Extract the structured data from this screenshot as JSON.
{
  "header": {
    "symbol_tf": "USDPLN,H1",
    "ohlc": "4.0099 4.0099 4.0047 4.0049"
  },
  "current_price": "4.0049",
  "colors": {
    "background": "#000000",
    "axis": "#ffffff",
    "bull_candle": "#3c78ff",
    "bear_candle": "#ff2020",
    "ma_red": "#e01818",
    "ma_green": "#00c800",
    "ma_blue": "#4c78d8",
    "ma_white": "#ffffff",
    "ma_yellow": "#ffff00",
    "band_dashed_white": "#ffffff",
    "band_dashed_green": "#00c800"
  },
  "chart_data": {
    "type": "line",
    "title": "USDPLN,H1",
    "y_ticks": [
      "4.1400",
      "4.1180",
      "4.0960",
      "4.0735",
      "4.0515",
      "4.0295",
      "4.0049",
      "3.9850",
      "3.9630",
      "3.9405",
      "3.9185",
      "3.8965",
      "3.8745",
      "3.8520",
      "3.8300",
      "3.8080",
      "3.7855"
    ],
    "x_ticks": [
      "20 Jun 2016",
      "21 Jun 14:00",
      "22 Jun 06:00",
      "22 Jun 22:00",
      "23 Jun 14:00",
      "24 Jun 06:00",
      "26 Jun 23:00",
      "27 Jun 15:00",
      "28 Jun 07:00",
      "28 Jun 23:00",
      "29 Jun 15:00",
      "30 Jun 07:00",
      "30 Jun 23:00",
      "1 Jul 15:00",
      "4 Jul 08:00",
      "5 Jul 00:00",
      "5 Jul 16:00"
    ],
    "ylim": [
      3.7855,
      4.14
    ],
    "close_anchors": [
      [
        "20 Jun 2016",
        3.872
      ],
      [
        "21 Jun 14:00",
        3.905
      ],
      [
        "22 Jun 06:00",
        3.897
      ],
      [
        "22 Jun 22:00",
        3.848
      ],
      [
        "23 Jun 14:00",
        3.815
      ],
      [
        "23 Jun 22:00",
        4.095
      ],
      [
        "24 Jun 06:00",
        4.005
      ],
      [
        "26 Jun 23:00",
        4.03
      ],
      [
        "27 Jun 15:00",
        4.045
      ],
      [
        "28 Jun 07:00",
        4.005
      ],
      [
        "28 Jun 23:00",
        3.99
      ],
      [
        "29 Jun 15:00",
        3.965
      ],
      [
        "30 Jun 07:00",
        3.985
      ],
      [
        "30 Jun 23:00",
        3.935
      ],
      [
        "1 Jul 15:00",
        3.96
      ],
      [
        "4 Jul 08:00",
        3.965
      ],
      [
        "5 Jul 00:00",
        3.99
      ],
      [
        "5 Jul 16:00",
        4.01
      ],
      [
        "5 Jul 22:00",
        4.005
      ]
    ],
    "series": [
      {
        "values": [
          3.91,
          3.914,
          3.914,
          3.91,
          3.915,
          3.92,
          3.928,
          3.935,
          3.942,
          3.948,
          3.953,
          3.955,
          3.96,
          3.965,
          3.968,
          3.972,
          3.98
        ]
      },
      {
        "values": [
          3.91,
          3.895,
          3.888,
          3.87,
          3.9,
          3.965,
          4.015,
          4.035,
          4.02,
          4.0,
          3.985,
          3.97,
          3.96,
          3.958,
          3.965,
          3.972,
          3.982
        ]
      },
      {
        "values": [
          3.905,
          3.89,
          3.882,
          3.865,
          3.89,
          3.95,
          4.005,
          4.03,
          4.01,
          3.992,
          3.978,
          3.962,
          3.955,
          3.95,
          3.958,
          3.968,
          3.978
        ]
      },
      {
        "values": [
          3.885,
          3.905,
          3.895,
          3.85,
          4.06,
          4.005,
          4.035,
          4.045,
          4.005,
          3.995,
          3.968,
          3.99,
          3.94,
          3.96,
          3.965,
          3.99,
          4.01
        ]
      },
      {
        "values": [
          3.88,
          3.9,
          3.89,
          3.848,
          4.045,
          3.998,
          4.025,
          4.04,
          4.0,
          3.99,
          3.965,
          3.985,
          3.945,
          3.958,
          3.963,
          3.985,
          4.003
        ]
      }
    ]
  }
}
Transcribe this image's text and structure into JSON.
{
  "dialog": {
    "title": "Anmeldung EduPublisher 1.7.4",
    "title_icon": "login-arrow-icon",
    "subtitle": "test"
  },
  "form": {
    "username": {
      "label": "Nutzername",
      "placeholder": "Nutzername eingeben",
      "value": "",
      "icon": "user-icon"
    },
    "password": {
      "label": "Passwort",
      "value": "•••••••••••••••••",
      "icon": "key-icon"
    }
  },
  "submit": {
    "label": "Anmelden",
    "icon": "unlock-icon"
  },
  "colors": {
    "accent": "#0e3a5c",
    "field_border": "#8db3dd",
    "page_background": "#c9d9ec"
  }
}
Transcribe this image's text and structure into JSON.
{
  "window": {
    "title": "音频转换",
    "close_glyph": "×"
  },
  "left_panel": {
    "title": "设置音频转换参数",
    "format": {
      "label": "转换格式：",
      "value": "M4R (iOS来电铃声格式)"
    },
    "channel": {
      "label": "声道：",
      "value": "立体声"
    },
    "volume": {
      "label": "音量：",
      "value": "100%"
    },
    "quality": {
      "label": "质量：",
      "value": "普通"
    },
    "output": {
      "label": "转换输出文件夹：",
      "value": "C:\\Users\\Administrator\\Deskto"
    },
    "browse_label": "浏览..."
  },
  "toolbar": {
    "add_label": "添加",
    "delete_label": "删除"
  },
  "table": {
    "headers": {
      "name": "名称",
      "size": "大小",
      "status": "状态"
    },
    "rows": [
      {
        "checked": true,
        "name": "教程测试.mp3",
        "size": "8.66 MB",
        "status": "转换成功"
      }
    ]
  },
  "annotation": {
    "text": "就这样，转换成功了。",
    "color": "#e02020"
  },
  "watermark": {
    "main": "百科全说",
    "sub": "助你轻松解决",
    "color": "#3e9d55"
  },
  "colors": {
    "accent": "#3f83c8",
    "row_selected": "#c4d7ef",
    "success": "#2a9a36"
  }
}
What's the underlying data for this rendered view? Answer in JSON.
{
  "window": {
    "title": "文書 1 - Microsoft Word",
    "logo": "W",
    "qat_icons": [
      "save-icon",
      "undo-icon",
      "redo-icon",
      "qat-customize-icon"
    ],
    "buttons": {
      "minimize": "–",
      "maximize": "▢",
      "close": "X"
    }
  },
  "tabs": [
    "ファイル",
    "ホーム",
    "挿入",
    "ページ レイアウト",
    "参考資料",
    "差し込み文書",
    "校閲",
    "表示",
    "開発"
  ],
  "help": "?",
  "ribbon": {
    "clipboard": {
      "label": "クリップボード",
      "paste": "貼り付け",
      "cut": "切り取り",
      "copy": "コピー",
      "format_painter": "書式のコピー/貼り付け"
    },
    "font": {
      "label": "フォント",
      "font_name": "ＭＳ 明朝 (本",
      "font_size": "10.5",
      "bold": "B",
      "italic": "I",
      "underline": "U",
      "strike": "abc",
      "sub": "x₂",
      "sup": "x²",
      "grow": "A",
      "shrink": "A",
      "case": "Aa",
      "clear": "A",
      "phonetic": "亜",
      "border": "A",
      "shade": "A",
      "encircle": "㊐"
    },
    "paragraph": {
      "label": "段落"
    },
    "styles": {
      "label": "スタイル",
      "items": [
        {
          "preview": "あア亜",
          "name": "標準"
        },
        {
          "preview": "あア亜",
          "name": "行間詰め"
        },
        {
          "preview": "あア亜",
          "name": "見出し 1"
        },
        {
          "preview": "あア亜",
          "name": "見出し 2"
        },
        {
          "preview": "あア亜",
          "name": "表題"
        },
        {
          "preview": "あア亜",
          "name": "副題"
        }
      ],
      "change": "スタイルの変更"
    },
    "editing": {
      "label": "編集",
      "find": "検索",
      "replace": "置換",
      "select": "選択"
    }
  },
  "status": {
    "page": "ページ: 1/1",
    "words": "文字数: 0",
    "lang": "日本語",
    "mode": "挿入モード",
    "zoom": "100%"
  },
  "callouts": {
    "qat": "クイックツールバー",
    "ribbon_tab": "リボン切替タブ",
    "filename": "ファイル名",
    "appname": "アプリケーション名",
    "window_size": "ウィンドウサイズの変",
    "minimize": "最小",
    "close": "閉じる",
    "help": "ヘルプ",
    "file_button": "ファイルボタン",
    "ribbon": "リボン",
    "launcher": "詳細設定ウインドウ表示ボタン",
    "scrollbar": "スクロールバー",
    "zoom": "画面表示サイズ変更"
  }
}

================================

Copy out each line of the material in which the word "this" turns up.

Extract the structured data from this screenshot as JSON.
Transcribe this image's text and structure into JSON.
Transcribe this image's text and structure into JSON.
What's the underlying data for this rendered view? Answer in JSON.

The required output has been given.